For the Birds Radio Program: Duluth Birding Festival

Original Air Date: May 7, 2004 (estimated date)

Duluth Audubon and the Lake Superior Zoo are joining forces to celebrate International Migratory Bird Day this weekend.

Audio missing


Duluth Birding Festival

The first orioles and hummingbirds turned up in the Twin Cities this weekend, and a host of warblers appeared in Duluth this week, just in time for Saturday, which is International Migratory Bird Day. To mark the occasion, the Duluth Audubon Society and the Lake Superior Zoo have been working together to host a birding festival. Saturday and Sunday mornings, there will be field trips to various bird hotspots around town. On Saturday afternoon there will be additional programs at the Zoo, including waterfowl and shorebird identification, and a program I’m doing with Sassy, the zoo’s little Wood Duck. Saturday evening there will be an evening social at the Lafayette building on Park Point, with videos, bird slides, and stories.

In conjunction with the birding festival, on Saturday afternoon at the zoo there will also be a duck and waterfowl dance performance by a New York dance troupe called Bird Brain. Bird Brain is the brainchild of Jennifer Monson, a dancer and choreographer, who put together this international multi-year project to join art and science, linking the dance and conservation communities and revealing the overlap between nature and human culture. Monson uses dance to investigate migratory patterns and habits of birds and other animals, as well as their biophysical and metaphorical relationship to humans as fellow travelers in the world. Since March, her dance group has been migrating along with the waterfowl, starting in Corpus Christi, Texas, and working their way up the Mississippi Flyway, through Arkansas, Missouri, Iowa, Illinois and Minnesota. They’ll end their tour this month in southern Canada. Her dance group’s goal is to have significant impact on each site they visit, illuminating the importance of sustaining and preserving habitat for migratory species, and deepening our dynamic relationship with nature through the kinetic medium of dance. By literally following the migratory routes of the animals, BIRD BRAIN weaves together a community across continents, ecosystems and cultures. They’ll be performing at the zoo at 3 o’clock tomorrow afternoon.

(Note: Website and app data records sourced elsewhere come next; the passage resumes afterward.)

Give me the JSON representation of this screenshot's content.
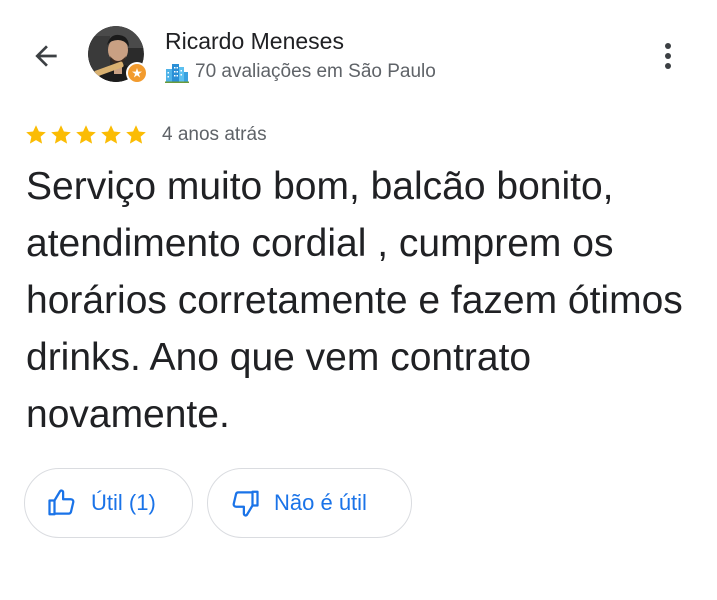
{
  "header": {
    "author_name": "Ricardo Meneses",
    "author_meta": "70 avaliações em São Paulo",
    "icons": {
      "back": "arrow-back-icon",
      "more": "more-vert-icon",
      "city": "city-icon",
      "badge": "local-guide-badge-icon"
    }
  },
  "review": {
    "rating": 5,
    "rating_max": 5,
    "date": "4 anos atrás",
    "text": "Serviço muito bom, balcão bonito, atendimento cordial , cumprem os horários corretamente e fazem ótimos drinks. Ano que vem contrato novamente."
  },
  "actions": {
    "helpful_label": "Útil (1)",
    "not_helpful_label": "Não é útil",
    "icons": {
      "helpful": "thumb-up-icon",
      "not_helpful": "thumb-down-icon"
    }
  },
  "colors": {
    "star": "#fbbc04",
    "accent_blue": "#1a73e8",
    "text_primary": "#202124",
    "text_secondary": "#5f6368",
    "button_border": "#dadce0",
    "badge": "#f29b2e"
  }
}
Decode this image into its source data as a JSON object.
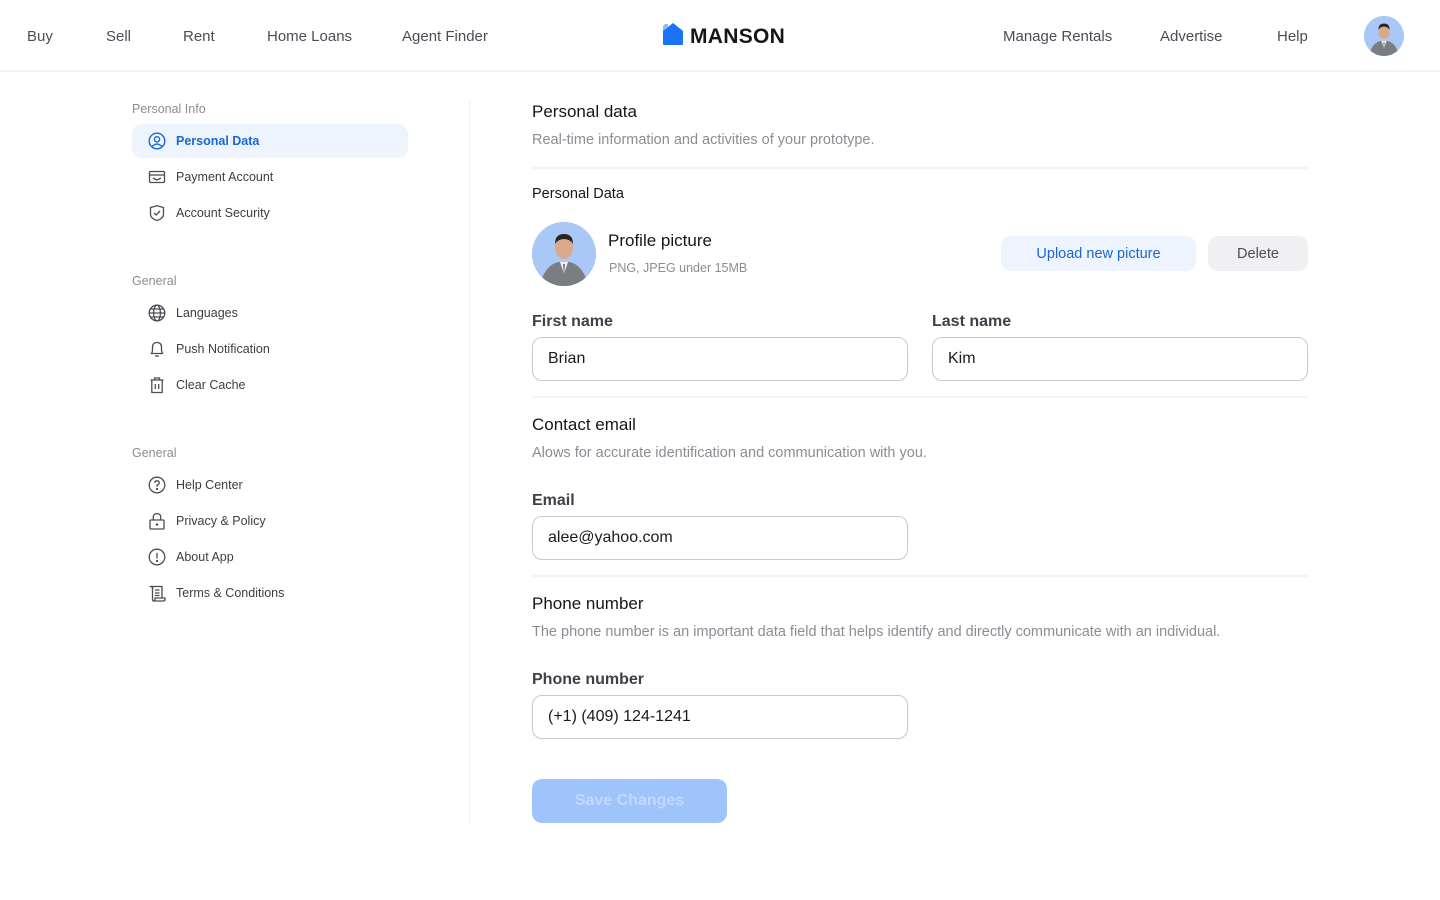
{
  "topnav": {
    "left_links": [
      "Buy",
      "Sell",
      "Rent",
      "Home Loans",
      "Agent Finder"
    ],
    "brand": "MANSON",
    "right_links": [
      "Manage Rentals",
      "Advertise",
      "Help"
    ],
    "brand_color": "#1a73f5"
  },
  "sidebar": {
    "groups": [
      {
        "label": "Personal Info",
        "items": [
          {
            "label": "Personal Data",
            "icon": "user-circle-icon",
            "active": true
          },
          {
            "label": "Payment Account",
            "icon": "wallet-icon",
            "active": false
          },
          {
            "label": "Account Security",
            "icon": "shield-check-icon",
            "active": false
          }
        ]
      },
      {
        "label": "General",
        "items": [
          {
            "label": "Languages",
            "icon": "globe-icon",
            "active": false
          },
          {
            "label": "Push Notification",
            "icon": "bell-icon",
            "active": false
          },
          {
            "label": "Clear Cache",
            "icon": "trash-icon",
            "active": false
          }
        ]
      },
      {
        "label": "General",
        "items": [
          {
            "label": "Help Center",
            "icon": "help-circle-icon",
            "active": false
          },
          {
            "label": "Privacy & Policy",
            "icon": "lock-icon",
            "active": false
          },
          {
            "label": "About App",
            "icon": "info-circle-icon",
            "active": false
          },
          {
            "label": "Terms & Conditions",
            "icon": "scroll-icon",
            "active": false
          }
        ]
      }
    ]
  },
  "main": {
    "title": "Personal data",
    "subtitle": "Real-time information and activities of your prototype.",
    "section_label": "Personal Data",
    "profile_picture": {
      "title": "Profile picture",
      "hint": "PNG,  JPEG under 15MB",
      "upload_label": "Upload new picture",
      "delete_label": "Delete"
    },
    "first_name": {
      "label": "First name",
      "value": "Brian"
    },
    "last_name": {
      "label": "Last name",
      "value": "Kim"
    },
    "contact": {
      "title": "Contact email",
      "subtitle": "Alows for accurate identification and communication with you.",
      "email_label": "Email",
      "email_value": "alee@yahoo.com"
    },
    "phone": {
      "title": "Phone number",
      "subtitle": "The phone number is an important data field that helps identify and directly communicate with an individual.",
      "label": "Phone number",
      "value": "(+1) (409) 124-1241"
    },
    "save_label": "Save Changes",
    "save_enabled": false
  }
}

The birding field trips promise to be good, since migration is really kicking in right now. On my two public bird walks this week, we found a total of 46 species at Park Point and the Western Waterfront Trail, including Yellow-rumped, Palm, and Nashville Warblers, Bonaparte’s Gulls, a Willet, and a beautiful, close-up male Pintail. Dozens of Ruby-crowned Kinglets have been singing and flitting about, and yesterday we saw some hawks and big Blue Jay and flicker flocks moving along Park Point. And even more birds have shown up since then.

Registration for this weekend’s events and field trips will be held at the zoo tomorrow. If you’re there when registration opens at 7, you can make it to the first field trip at 7:30.

Of course, you don’t need to attend a birding festival to see good birds this weekend. If you haven’t done so already, this is the time to get your hummingbird and oriole feeders out. And any time you notice chickadees in your yard, look through your tree branches for any warblers hanging out with them. Warblers are the new kids on the block during migration, and to help them find the best feeding places and notice where the predators are, they follow chickadees around. Birders of a feather may flock together at birding festivals, but most warblers prefer to flock with other species. Whoever you’re flocking with this weekend, take at least a little while to enjoy this beautiful and ephemeral spectacle.